And when we work hard at the humble task of seeing, however dimly, with God’s eyes, eyes more like a child than our own, often … same facts, different experience, on purpose.

 

The Holy and the Ordinary

March 4th, 2015

With the Easter season starting, I struggle with how to capture its brilliance for those just starting to touch Christianity.   I have heard people say that the miracle is Christ’s resurrection from the dead… that that is the point.  Maybe so.  Others speak of themes more transcendent, more theological … the very saving of mankind.  Maybe so.

Not that these perspectives are without merit.  They are.  They contain great, overarching truth.  But the original 12 disciples did not choose to give their lives to follow Christ because of them.  These events undoubtedly reinforced their call but Easter followed their decision to give their lives in service to the world Christ spoke to.

So how to speak to it all in ways that we can see, really see the miracle?

The miracle for me pulls back to this thread.  At Christmas, we hear of “Immanuel, “God with us.”  At Easter we see “Immanuel”, “God with us.”  A God with us in celebration, gathered around a Passover table, gently washing the disciples feet as a sign of how we are to live and lead.  A God with us in fear and devastating loss, so clearly offering a final judgment on mankind with words beyond what we could ever utter, “Father, forgive them for they do not know what they do.”  A God with us in resurrection, in life born anew with the simple call to “Rejoice.”

Somewhere, “God with us”, calls to this.. that Christ is the marriage of the Divine and the Human.  God with skin on.  The Holy and the Ordinary.  A Humanity at its God-intended best.   A model worthy of following in our own broken ways.  God with us.

Love and Security

February 24th, 2015

Love and security … the same or not?

We know loves importance ….

Love is our vital core. We grow warm because of its presence, and cold because of its absence, and when it is completely gone, we die. (Heaven and Hell 14, Emanuel Swedenborg)

And we know how when love is present, we can settle into a peace, a miraculous peace, a vital core, a peace which as Christ says “passes all understanding.”  It feels secure there.

But there is another security that love is not.  That security remains needy, self serving and clutching.  Churches must work in the space that questions that type of security.

I prefer a church which is bruised, hurting and dirty because it has been out in the streets, rather than a church which is unhealthy from being confined and from clinging to its own security.  I do not want to a Church concerned with being at the center and which then ends up being caught in a web of obsessions and procedures…. More than our fear of going astray, my hope is that we will be moved by the fear of remaining shut up within  structures which give a false sense of security, within rules which make us harsh judges, within habits that make us feel safe…..

 

Allowing Christ To Make a Claim On Us

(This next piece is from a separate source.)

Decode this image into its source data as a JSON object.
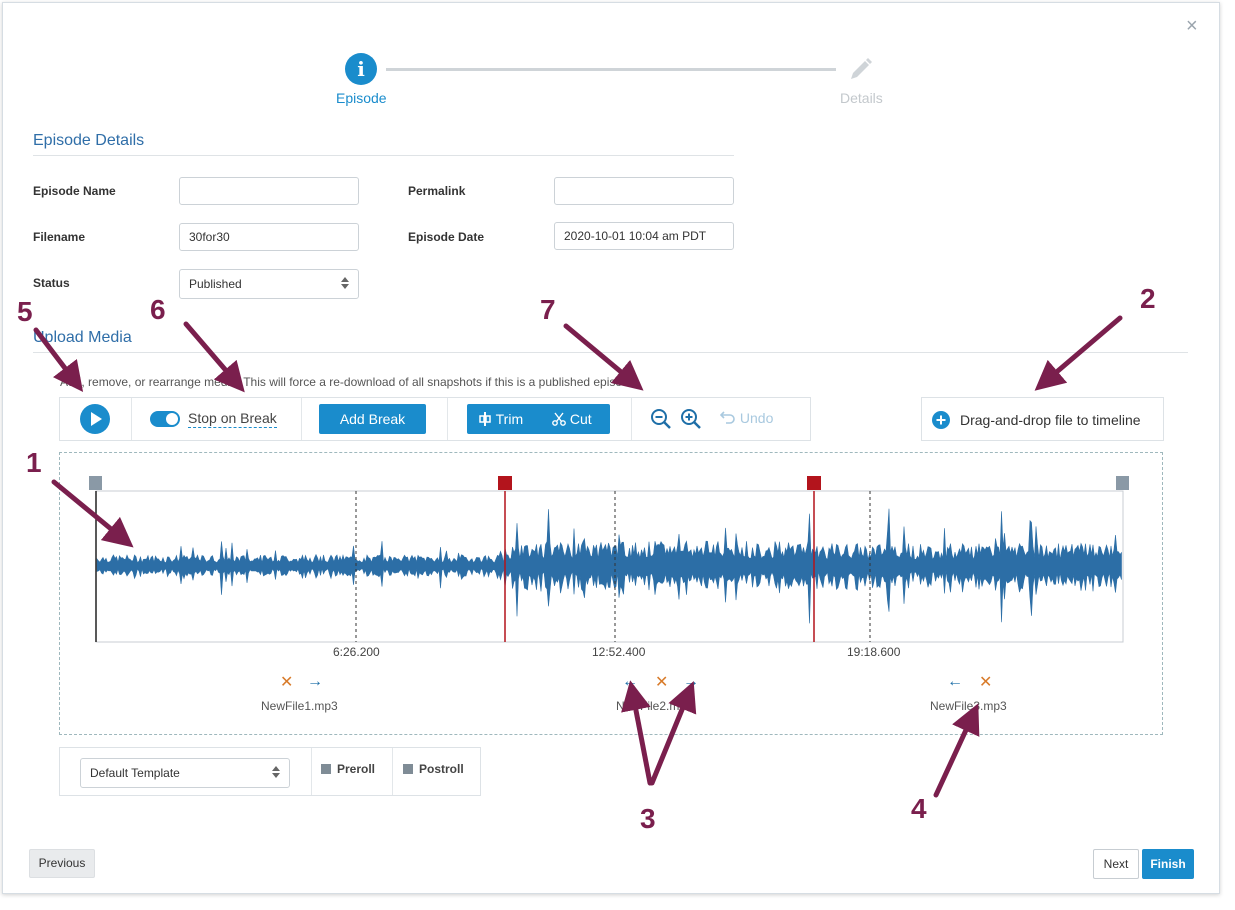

February 18th, 2015

An incredibly powerful picture.  One tide breaking against another.  Look at the hands….

And why?  Why were they able to stand there – hands where they were – knowing that what they feared would happen did?

I wonder if this is why … because they understood.  Christ had made a claim on their lives. And they listened.

And it was not the claim of anger.  Not the claim of fear, of “states rights,” of historical memories tight like traps.  It was the claim of love, mutual love. One language … “the common good of all.”  Courage.

Whether you turn to the right or to the left, your ears will hear a voice behind you, saying, “This is the way; walk in it.” (Isaiah 30:21)